* _EXERCISE AIM_
Look through the listing below and count the lines holding "JSON". Reply with the number alone.

++++ RECORDS SUPPLIED ++++

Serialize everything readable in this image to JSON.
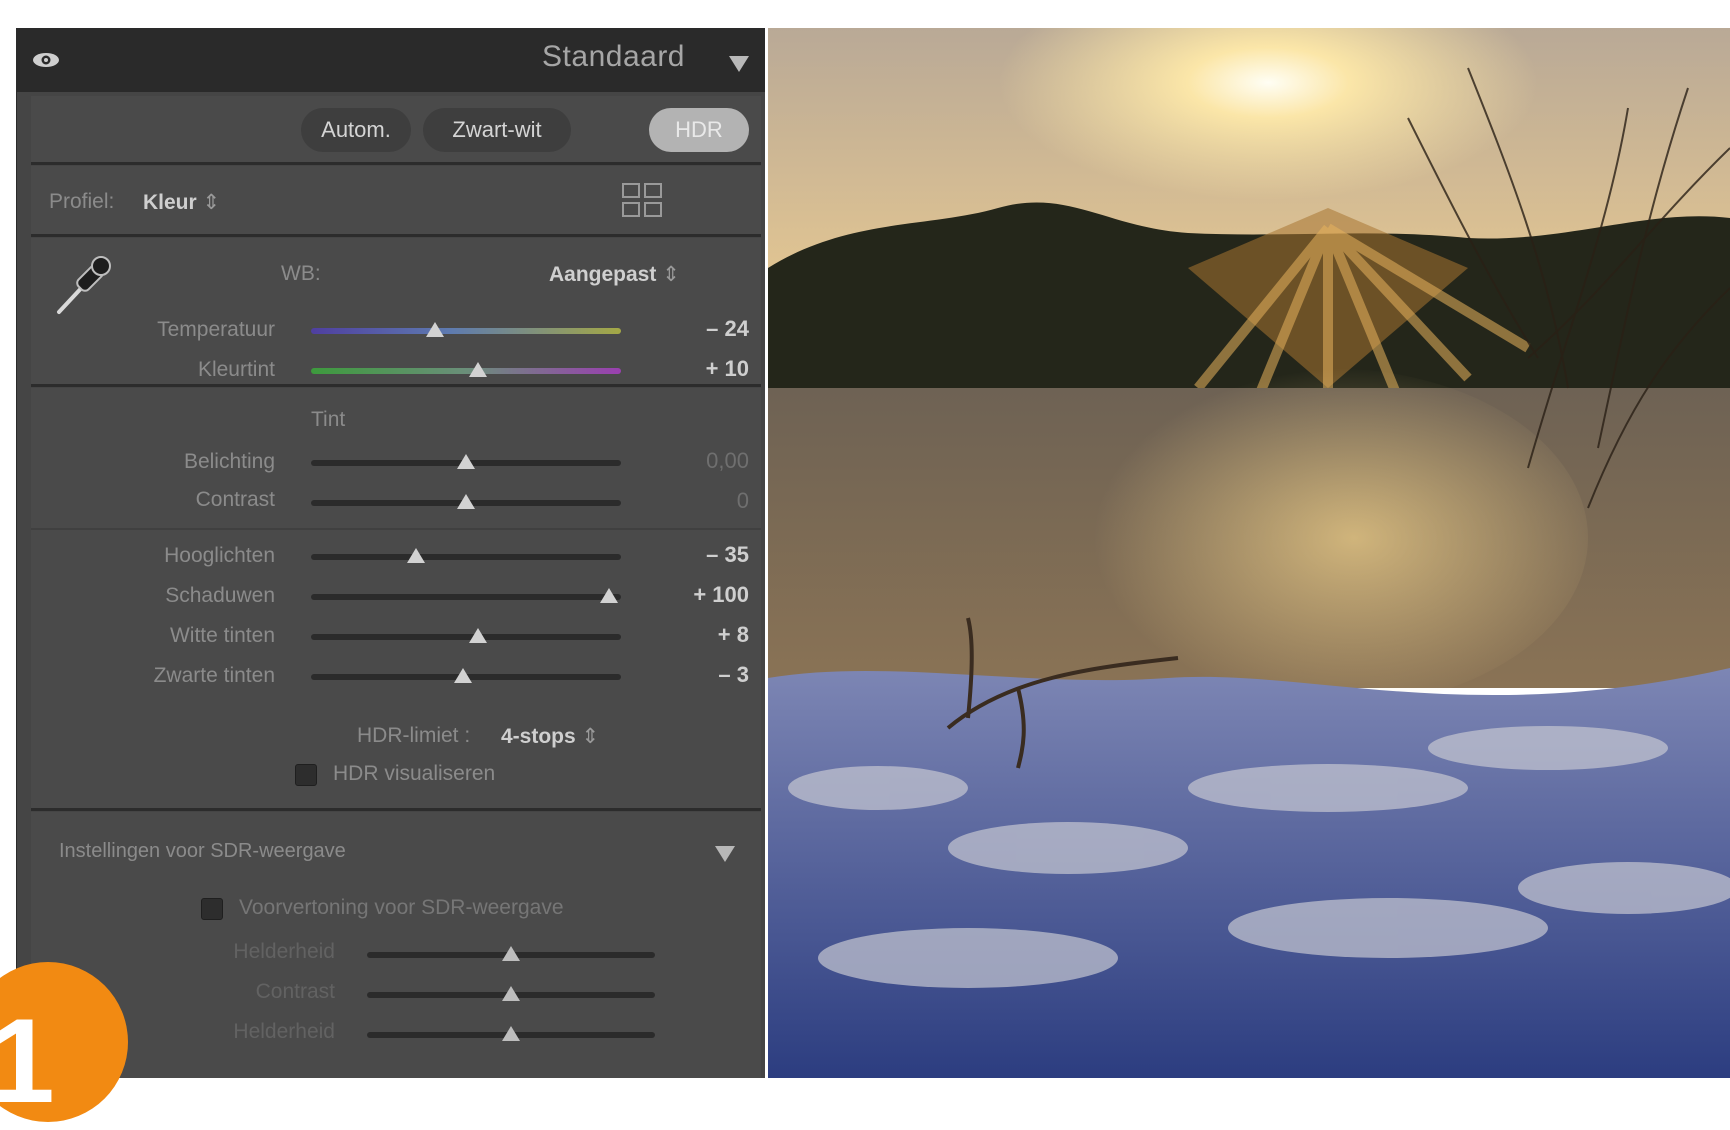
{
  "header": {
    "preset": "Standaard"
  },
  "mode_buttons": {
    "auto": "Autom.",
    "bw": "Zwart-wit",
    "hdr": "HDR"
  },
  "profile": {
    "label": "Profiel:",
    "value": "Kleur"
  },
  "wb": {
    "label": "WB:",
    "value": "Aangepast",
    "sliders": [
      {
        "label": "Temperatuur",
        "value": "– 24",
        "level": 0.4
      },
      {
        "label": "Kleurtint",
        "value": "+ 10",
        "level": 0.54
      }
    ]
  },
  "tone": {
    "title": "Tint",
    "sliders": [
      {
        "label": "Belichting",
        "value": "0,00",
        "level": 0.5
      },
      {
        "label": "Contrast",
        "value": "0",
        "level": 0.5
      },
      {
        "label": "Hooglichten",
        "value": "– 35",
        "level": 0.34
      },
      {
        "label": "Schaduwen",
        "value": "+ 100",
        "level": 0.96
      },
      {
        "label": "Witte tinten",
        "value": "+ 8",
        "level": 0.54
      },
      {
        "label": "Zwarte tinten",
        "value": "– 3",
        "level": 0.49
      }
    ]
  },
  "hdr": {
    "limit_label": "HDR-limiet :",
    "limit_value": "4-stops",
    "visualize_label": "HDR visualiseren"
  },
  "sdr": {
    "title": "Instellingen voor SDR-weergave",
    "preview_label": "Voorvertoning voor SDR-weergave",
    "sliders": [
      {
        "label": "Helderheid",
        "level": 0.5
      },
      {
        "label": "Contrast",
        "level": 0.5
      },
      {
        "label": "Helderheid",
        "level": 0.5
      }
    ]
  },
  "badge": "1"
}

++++
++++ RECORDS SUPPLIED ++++

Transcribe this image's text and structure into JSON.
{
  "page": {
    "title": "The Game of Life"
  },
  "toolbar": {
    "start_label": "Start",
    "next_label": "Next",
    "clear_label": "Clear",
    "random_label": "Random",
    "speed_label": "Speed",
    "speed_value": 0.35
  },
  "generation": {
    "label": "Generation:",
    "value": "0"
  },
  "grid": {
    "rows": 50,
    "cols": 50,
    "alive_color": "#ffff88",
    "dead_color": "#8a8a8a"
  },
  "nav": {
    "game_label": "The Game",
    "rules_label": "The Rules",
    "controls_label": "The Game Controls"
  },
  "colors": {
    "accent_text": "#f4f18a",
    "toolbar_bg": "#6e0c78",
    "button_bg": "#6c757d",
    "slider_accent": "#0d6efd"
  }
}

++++

* _RESPONSE TO THIS TASK_
2